Dan Kois, Seth Stevenson, and June Thomas will be chatting with readers about the Downton Abbey finale and all of the highs and lows of the show’s second season. Join them on Facebook at 2 p.m. on Tuesday, Feb. 21 to take part in the chat.
Abbey, Abbey, Abbey! (Oi, oi, oi!),
I must interrupt our swooning over the season finale to voice one brief complaint: Julian Fellowes should be whipped for wasting a great actress like Sharon Small on a silly throwaway story like the forbidden love between fortune-hunter Lord Hepworth and Miss Shore the maid. Small was amazing as Detective Constable Barbara Havers in the Inspector Lynley Mysteries. Havers, a brilliant but terminally overlooked and underappreciated sidekick to an aristocratic detective inspector, was one of the great working-class characters on British television. She and O’Brien could have fomented so much trouble below stairs—but instead, she was a punch line in a story that felt like a rerun of the Ethel-Major Bryant dalliance, albeit with an extra pinch of deception. (A hat tip to commenter Marjorie Birch for pointing out that Miss Shore “had the perfect giveaway name—‘Marigold’ (marry + gold).”)
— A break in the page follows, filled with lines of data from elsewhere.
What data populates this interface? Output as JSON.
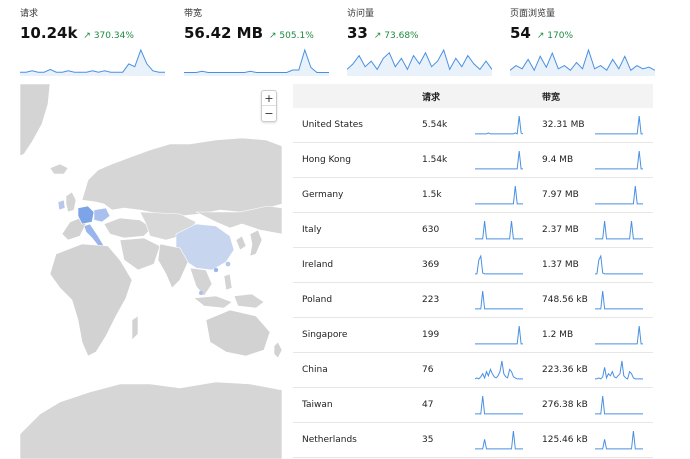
{
  "accent": "#4a90e2",
  "stats": [
    {
      "label": "请求",
      "value": "10.24k",
      "change": "↗ 370.34%",
      "spark": [
        2,
        2,
        3,
        2,
        2,
        4,
        2,
        2,
        3,
        2,
        2,
        2,
        3,
        2,
        3,
        2,
        2,
        2,
        8,
        6,
        18,
        8,
        3,
        2,
        2
      ]
    },
    {
      "label": "带宽",
      "value": "56.42 MB",
      "change": "↗ 505.1%",
      "spark": [
        2,
        2,
        2,
        3,
        2,
        2,
        2,
        2,
        2,
        2,
        2,
        3,
        2,
        2,
        2,
        2,
        2,
        2,
        4,
        4,
        20,
        6,
        2,
        2,
        2
      ]
    },
    {
      "label": "访问量",
      "value": "33",
      "change": "↗ 73.68%",
      "spark": [
        4,
        8,
        14,
        6,
        10,
        4,
        12,
        16,
        6,
        12,
        4,
        14,
        8,
        16,
        6,
        10,
        18,
        4,
        12,
        6,
        14,
        8,
        4,
        10,
        4
      ]
    },
    {
      "label": "页面浏览量",
      "value": "54",
      "change": "↗ 170%",
      "spark": [
        3,
        6,
        4,
        10,
        3,
        12,
        5,
        14,
        4,
        6,
        3,
        8,
        4,
        16,
        4,
        6,
        3,
        10,
        4,
        12,
        3,
        6,
        4,
        5,
        3
      ]
    }
  ],
  "map_controls": {
    "zoom_in": "+",
    "zoom_out": "−"
  },
  "table": {
    "col_requests": "请求",
    "col_bandwidth": "带宽",
    "rows": [
      {
        "country": "United States",
        "requests": "5.54k",
        "bandwidth": "32.31 MB",
        "req_spark": [
          1,
          1,
          1,
          1,
          1,
          1,
          1,
          2,
          1,
          1,
          1,
          1,
          1,
          1,
          1,
          1,
          1,
          1,
          1,
          1,
          1,
          2,
          1,
          18,
          2,
          1
        ],
        "bw_spark": [
          1,
          1,
          1,
          1,
          1,
          1,
          1,
          1,
          1,
          1,
          1,
          1,
          1,
          1,
          1,
          1,
          1,
          1,
          1,
          1,
          1,
          1,
          1,
          18,
          1,
          1
        ]
      },
      {
        "country": "Hong Kong",
        "requests": "1.54k",
        "bandwidth": "9.4 MB",
        "req_spark": [
          1,
          1,
          1,
          1,
          1,
          1,
          1,
          1,
          1,
          1,
          1,
          1,
          1,
          1,
          1,
          1,
          1,
          1,
          1,
          1,
          1,
          1,
          1,
          18,
          1,
          1
        ],
        "bw_spark": [
          1,
          1,
          1,
          1,
          1,
          1,
          1,
          1,
          1,
          1,
          1,
          1,
          1,
          1,
          1,
          1,
          1,
          1,
          1,
          1,
          1,
          1,
          1,
          18,
          1,
          1
        ]
      },
      {
        "country": "Germany",
        "requests": "1.5k",
        "bandwidth": "7.97 MB",
        "req_spark": [
          1,
          1,
          1,
          1,
          1,
          1,
          1,
          1,
          1,
          1,
          1,
          1,
          1,
          1,
          1,
          1,
          1,
          1,
          1,
          1,
          1,
          18,
          1,
          1,
          1,
          1
        ],
        "bw_spark": [
          1,
          1,
          1,
          1,
          1,
          1,
          1,
          1,
          1,
          1,
          1,
          1,
          1,
          1,
          1,
          1,
          1,
          1,
          1,
          1,
          1,
          18,
          1,
          1,
          1,
          1
        ]
      },
      {
        "country": "Italy",
        "requests": "630",
        "bandwidth": "2.37 MB",
        "req_spark": [
          1,
          1,
          1,
          1,
          1,
          18,
          1,
          1,
          1,
          1,
          1,
          1,
          1,
          1,
          1,
          1,
          1,
          1,
          1,
          18,
          1,
          1,
          1,
          1,
          1,
          1
        ],
        "bw_spark": [
          1,
          1,
          1,
          1,
          1,
          18,
          1,
          1,
          1,
          1,
          1,
          1,
          1,
          1,
          1,
          1,
          1,
          1,
          1,
          18,
          1,
          1,
          1,
          1,
          1,
          1
        ]
      },
      {
        "country": "Ireland",
        "requests": "369",
        "bandwidth": "1.37 MB",
        "req_spark": [
          1,
          1,
          14,
          18,
          2,
          1,
          1,
          1,
          1,
          1,
          1,
          1,
          1,
          1,
          1,
          1,
          1,
          1,
          1,
          1,
          1,
          1,
          1,
          1,
          1,
          1
        ],
        "bw_spark": [
          1,
          1,
          14,
          18,
          2,
          1,
          1,
          1,
          1,
          1,
          1,
          1,
          1,
          1,
          1,
          1,
          1,
          1,
          1,
          1,
          1,
          1,
          1,
          1,
          1,
          1
        ]
      },
      {
        "country": "Poland",
        "requests": "223",
        "bandwidth": "748.56 kB",
        "req_spark": [
          1,
          1,
          1,
          1,
          18,
          1,
          1,
          1,
          1,
          1,
          1,
          1,
          1,
          1,
          1,
          1,
          1,
          1,
          1,
          1,
          1,
          1,
          1,
          1,
          1,
          1
        ],
        "bw_spark": [
          1,
          1,
          1,
          1,
          18,
          1,
          1,
          1,
          1,
          1,
          1,
          1,
          1,
          1,
          1,
          1,
          1,
          1,
          1,
          1,
          1,
          1,
          1,
          1,
          1,
          1
        ]
      },
      {
        "country": "Singapore",
        "requests": "199",
        "bandwidth": "1.2 MB",
        "req_spark": [
          1,
          1,
          1,
          1,
          1,
          1,
          1,
          1,
          1,
          1,
          1,
          1,
          1,
          1,
          1,
          1,
          1,
          1,
          1,
          1,
          1,
          1,
          1,
          18,
          1,
          1
        ],
        "bw_spark": [
          1,
          1,
          1,
          1,
          1,
          1,
          1,
          1,
          1,
          1,
          1,
          1,
          1,
          1,
          1,
          1,
          1,
          1,
          1,
          1,
          1,
          1,
          1,
          18,
          1,
          1
        ]
      },
      {
        "country": "China",
        "requests": "76",
        "bandwidth": "223.36 kB",
        "req_spark": [
          1,
          2,
          1,
          3,
          6,
          2,
          8,
          4,
          10,
          6,
          3,
          2,
          4,
          8,
          18,
          6,
          3,
          2,
          10,
          8,
          3,
          2,
          1,
          1,
          1,
          1
        ],
        "bw_spark": [
          1,
          1,
          2,
          1,
          3,
          12,
          2,
          6,
          4,
          8,
          3,
          2,
          4,
          6,
          18,
          4,
          2,
          1,
          8,
          6,
          2,
          1,
          1,
          1,
          1,
          1
        ]
      },
      {
        "country": "Taiwan",
        "requests": "47",
        "bandwidth": "276.38 kB",
        "req_spark": [
          1,
          1,
          1,
          1,
          18,
          1,
          1,
          1,
          1,
          1,
          1,
          1,
          1,
          1,
          1,
          1,
          1,
          1,
          1,
          1,
          1,
          1,
          1,
          1,
          1,
          1
        ],
        "bw_spark": [
          1,
          1,
          1,
          1,
          18,
          1,
          1,
          1,
          1,
          1,
          1,
          1,
          1,
          1,
          1,
          1,
          1,
          1,
          1,
          1,
          1,
          1,
          1,
          1,
          1,
          1
        ]
      },
      {
        "country": "Netherlands",
        "requests": "35",
        "bandwidth": "125.46 kB",
        "req_spark": [
          1,
          1,
          1,
          1,
          1,
          10,
          1,
          1,
          1,
          1,
          1,
          1,
          1,
          1,
          1,
          1,
          1,
          1,
          1,
          1,
          18,
          1,
          1,
          1,
          1,
          1
        ],
        "bw_spark": [
          1,
          1,
          1,
          1,
          1,
          10,
          1,
          1,
          1,
          1,
          1,
          1,
          1,
          1,
          1,
          1,
          1,
          1,
          1,
          1,
          18,
          1,
          1,
          1,
          1,
          1
        ]
      }
    ]
  }
}
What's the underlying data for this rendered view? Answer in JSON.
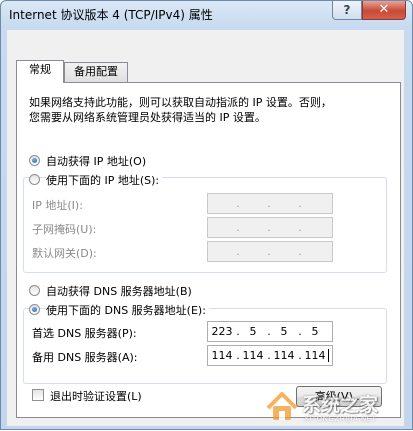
{
  "window": {
    "title": "Internet 协议版本 4 (TCP/IPv4) 属性",
    "help_glyph": "?",
    "close_glyph": "✕"
  },
  "tabs": [
    {
      "label": "常规",
      "active": true
    },
    {
      "label": "备用配置",
      "active": false
    }
  ],
  "description": {
    "line1": "如果网络支持此功能，则可以获取自动指派的 IP 设置。否则，",
    "line2": "您需要从网络系统管理员处获得适当的 IP 设置。"
  },
  "ip_mode": {
    "auto_label": "自动获得 IP 地址(O)",
    "auto_checked": true,
    "manual_label": "使用下面的 IP 地址(S):",
    "manual_checked": false
  },
  "ip_fields": [
    {
      "label": "IP 地址(I):",
      "value": [
        "",
        "",
        "",
        ""
      ],
      "enabled": false
    },
    {
      "label": "子网掩码(U):",
      "value": [
        "",
        "",
        "",
        ""
      ],
      "enabled": false
    },
    {
      "label": "默认网关(D):",
      "value": [
        "",
        "",
        "",
        ""
      ],
      "enabled": false
    }
  ],
  "dns_mode": {
    "auto_label": "自动获得 DNS 服务器地址(B)",
    "auto_checked": false,
    "manual_label": "使用下面的 DNS 服务器地址(E):",
    "manual_checked": true
  },
  "dns_fields": [
    {
      "label": "首选 DNS 服务器(P):",
      "value": [
        "223",
        "5",
        "5",
        "5"
      ],
      "enabled": true
    },
    {
      "label": "备用 DNS 服务器(A):",
      "value": [
        "114",
        "114",
        "114",
        "114"
      ],
      "enabled": true
    }
  ],
  "validate_on_exit": {
    "label": "退出时验证设置(L)",
    "checked": false
  },
  "advanced_button": {
    "label": "高级(V)..."
  },
  "watermark": {
    "text": "系统之家",
    "subtext": "XITONGZHIJIA.NET"
  },
  "colors": {
    "title_gradient_top": "#dbe8f6",
    "close_red": "#c74a36",
    "radio_selected": "#1c5aa6",
    "watermark_orange": "#f29a2e"
  }
}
Seth, you asked for predictions for Season 3. I see Ireland. I see general strike. I see Bates digging his way out of prison and finding the Viking remains that we now know as York’s Jorvik Centre. I see Lady Edith becoming a barnstorming aviatrix, but perhaps that’s for Season 4. Once Downton enters the 1920s, I predict a wonderful opportunity for a crossover with another show from the period. Yes, I want to see bootleggers of Boardwalk Empire attend a Downton house party.
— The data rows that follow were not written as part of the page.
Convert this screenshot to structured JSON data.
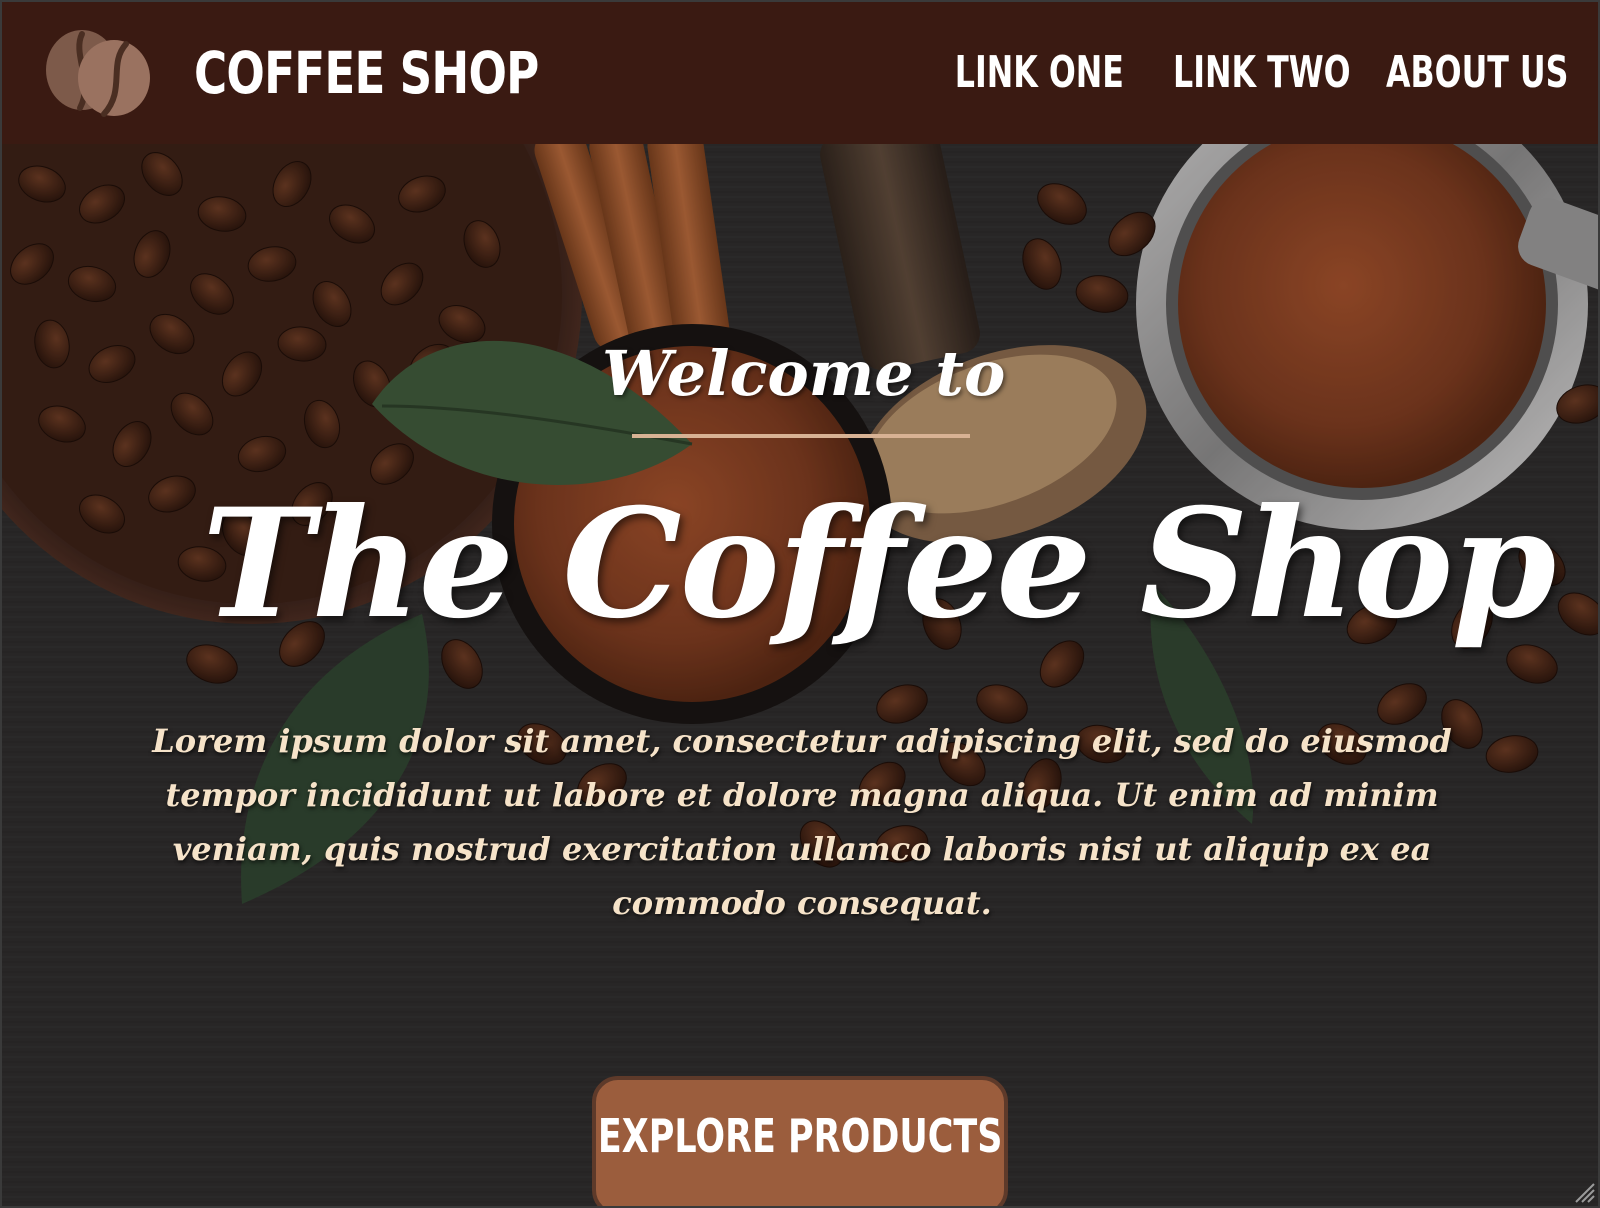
{
  "navbar": {
    "logo_icon": "coffee-beans-icon",
    "brand": "COFFEE SHOP",
    "links": [
      {
        "label": "LINK ONE"
      },
      {
        "label": "LINK TWO"
      },
      {
        "label": "ABOUT US"
      }
    ],
    "background": "#3a1a12"
  },
  "hero": {
    "welcome": "Welcome to",
    "title": "The Coffee Shop",
    "lead": "Lorem ipsum dolor sit amet, consectetur adipiscing elit, sed do eiusmod tempor incididunt ut labore et dolore magna aliqua. Ut enim ad minim veniam, quis nostrud exercitation ullamco laboris nisi ut aliquip ex ea commodo consequat.",
    "cta_label": "EXPLORE PRODUCTS",
    "cta_color": "#9b5d3d",
    "lead_color": "#f6e3c9",
    "rule_color": "#d8b294"
  }
}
How will I fill the empty hours until Downton returns? I plan to rewatch the entire run of Upstairs Downstairs, as well as the 1967 version of The Forsyte Saga. (I know the recent remake, starring Homeland’s Damian Lewis, has its partisans, but Nyree Dawn Porter, who played Irene Forsyte back in the 1960s, was my very first crush.) For costume dramas featuring feisty sisters, you can’t do better than The House of Eliott. And here’s a final wild card suggestion: Between 1986 and 1994, Phyllis Logan, known to us Downton heads as Mrs. Hughes, played Lady Jane Felsham, antiques dealer Ian McShane’s aristocratic patron and flirting partner in Lovejoy. I remember it fondly.
I’ll regain some novelty value at dinner,